Night after night Maum Jean continued the messaging and praying. Then one morning, when I was about twelve, she told me she had a surprise for me.
She led me out into the yard, placed me with my back against an oak tree; I can feel the rough bark of it to this day. She took away my crutches and braces. She moved back a dozen paces and told me that the Lord had spoken to her in a dream. He had said that the time had come for me to walk. ‘So now,’ said Maum Jean, ‘I want you to walk over to me.’
My instant reaction was fear. I knew I couldn’t walk unaided; I had tried. I shrank back against the solid support of the tree. Maum Jean continued to urge me.
I burst into tears. I begged. I pleaded. Her voice rose suddenly, no longer gentle and coaxing but full of power and command. ‘You can walk, boy! The Lord has spoken! Now walk over here.’ She knelt down and held out her arms.
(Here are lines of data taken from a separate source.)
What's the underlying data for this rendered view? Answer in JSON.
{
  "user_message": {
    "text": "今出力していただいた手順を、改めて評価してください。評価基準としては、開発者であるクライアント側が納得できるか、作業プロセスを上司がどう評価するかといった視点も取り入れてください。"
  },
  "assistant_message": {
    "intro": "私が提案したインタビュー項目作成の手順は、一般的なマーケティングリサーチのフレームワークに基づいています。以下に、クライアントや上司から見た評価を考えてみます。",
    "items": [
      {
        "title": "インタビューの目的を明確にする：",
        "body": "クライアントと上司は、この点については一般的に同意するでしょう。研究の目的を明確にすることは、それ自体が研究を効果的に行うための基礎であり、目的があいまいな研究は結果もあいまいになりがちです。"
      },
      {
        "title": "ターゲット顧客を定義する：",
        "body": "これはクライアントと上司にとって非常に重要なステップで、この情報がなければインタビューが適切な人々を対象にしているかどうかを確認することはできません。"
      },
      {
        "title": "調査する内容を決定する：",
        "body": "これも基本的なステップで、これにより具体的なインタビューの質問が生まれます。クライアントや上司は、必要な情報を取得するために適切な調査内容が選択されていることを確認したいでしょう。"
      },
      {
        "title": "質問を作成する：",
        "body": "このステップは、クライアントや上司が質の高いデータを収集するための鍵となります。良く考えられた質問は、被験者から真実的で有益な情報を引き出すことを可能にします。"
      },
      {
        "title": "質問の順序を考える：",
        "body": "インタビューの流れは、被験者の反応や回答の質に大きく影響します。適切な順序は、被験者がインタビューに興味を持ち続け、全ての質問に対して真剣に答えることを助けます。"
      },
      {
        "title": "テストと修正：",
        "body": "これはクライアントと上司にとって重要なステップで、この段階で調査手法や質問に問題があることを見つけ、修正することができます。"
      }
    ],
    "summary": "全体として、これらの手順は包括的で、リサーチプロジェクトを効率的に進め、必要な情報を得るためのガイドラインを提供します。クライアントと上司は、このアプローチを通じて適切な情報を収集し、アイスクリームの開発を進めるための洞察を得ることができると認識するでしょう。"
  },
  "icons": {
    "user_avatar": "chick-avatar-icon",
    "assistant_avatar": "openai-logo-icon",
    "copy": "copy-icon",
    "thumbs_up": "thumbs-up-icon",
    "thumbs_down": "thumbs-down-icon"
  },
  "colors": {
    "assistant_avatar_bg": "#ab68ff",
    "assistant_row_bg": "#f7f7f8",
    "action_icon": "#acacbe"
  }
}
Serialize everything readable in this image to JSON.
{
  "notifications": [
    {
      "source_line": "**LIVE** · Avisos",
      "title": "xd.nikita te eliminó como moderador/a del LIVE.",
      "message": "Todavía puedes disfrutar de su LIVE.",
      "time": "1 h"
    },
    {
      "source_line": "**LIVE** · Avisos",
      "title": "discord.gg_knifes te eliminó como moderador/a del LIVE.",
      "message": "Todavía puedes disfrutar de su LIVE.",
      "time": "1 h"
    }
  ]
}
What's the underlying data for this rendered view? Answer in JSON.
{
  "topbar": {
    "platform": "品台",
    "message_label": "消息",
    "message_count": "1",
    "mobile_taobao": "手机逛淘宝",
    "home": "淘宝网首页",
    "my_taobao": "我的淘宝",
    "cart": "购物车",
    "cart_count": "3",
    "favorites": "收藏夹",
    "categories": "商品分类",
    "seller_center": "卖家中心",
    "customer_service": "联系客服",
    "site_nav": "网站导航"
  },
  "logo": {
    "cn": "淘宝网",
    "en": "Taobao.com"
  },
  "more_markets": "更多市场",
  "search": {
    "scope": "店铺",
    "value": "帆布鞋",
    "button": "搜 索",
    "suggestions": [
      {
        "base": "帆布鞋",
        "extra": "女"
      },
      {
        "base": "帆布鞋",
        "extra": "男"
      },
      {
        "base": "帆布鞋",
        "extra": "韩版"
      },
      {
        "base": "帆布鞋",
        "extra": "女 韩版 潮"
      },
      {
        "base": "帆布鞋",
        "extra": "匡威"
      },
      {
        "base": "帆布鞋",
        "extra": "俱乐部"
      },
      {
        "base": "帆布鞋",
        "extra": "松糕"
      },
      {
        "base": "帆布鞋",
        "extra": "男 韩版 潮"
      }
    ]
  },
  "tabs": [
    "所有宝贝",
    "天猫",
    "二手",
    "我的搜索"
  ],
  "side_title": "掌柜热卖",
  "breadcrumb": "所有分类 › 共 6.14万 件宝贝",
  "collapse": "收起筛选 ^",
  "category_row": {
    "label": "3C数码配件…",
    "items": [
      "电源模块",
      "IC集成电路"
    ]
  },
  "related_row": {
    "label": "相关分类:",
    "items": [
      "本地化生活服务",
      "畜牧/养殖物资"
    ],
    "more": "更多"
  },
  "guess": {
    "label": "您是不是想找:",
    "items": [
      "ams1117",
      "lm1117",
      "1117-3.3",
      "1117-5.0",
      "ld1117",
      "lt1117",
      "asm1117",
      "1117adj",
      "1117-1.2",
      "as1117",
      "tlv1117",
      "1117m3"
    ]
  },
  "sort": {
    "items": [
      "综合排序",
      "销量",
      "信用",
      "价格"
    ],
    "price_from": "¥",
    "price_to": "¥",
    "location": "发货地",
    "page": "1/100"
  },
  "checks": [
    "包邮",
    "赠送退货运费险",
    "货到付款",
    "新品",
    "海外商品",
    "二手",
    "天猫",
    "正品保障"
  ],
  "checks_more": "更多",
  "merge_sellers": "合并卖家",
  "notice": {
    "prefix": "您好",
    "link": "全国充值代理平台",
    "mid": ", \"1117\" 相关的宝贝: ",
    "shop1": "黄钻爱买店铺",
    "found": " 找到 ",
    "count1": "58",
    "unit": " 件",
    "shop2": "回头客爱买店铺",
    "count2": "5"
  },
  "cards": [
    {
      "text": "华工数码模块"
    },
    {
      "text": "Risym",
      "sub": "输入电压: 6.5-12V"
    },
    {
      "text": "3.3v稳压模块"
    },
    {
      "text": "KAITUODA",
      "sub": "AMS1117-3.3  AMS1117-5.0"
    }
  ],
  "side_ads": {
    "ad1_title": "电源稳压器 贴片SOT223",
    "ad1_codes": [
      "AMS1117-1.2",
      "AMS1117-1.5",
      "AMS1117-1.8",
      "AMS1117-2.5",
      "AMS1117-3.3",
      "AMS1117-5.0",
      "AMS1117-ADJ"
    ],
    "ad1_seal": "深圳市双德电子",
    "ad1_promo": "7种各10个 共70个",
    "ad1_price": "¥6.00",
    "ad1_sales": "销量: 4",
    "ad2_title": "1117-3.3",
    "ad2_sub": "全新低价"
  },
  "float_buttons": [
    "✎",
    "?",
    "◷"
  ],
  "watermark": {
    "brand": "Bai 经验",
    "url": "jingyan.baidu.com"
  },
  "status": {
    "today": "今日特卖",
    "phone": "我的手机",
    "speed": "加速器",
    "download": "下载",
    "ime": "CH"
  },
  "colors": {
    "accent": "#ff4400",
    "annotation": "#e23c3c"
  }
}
And somehow, impelled by something stronger than fear, I took a faltering step, and another, and another, until I reached Maum Jean and fell into her arms, both of us weeping.
It was two mor...
Several years ago Billy Graham preached in St. Petersburg, Russia. During the crusade a very brilliant architect, an atheist, came to hear him. Night after night he listened to the preaching of the gospel. He didn’t make a decision during the crusade. As he thought about the matter later, he realized the question was not, "What should I do with Jesus?" but rather "Am I smart, or am I stupid?" "Am I a normal person, or am I crazy?" And so while he was taking a shower one day, it all came together for him. With the water splashing in his face, he looked to heaven and said, "Jesus Christ, forgive my sins." In that moment, he was saved, his sins were forgiven, and he was transferred from Adam to Christ. (Told to pastor Ray Pilchard by Pastor Sergel Nikolaev)
Floyd Landis, embroiled in a doping scandal since winning this year’s Tour de France, raised a Mennonite in Pennsylvania, leans on his mother for support.
“She’s the one that no matter what happens, to me or to anyone else in life, she will remain unchanged,” he said. “When she spoke to me, she said, ‘Look, tell me the truth, doesn’t matter to me what it is, I’ll see you the same regardless.’ And I think if you saw any of her interviews on television, she believes in me.”
If an earthly parent has this much unconditional love for her child, how much more does our Heavenly Father love us? No matter what we do, when we come to Him all He sees is Christ in us and yes, He believes in us.
(Taken from an ESPN.com article written on 08/07/06)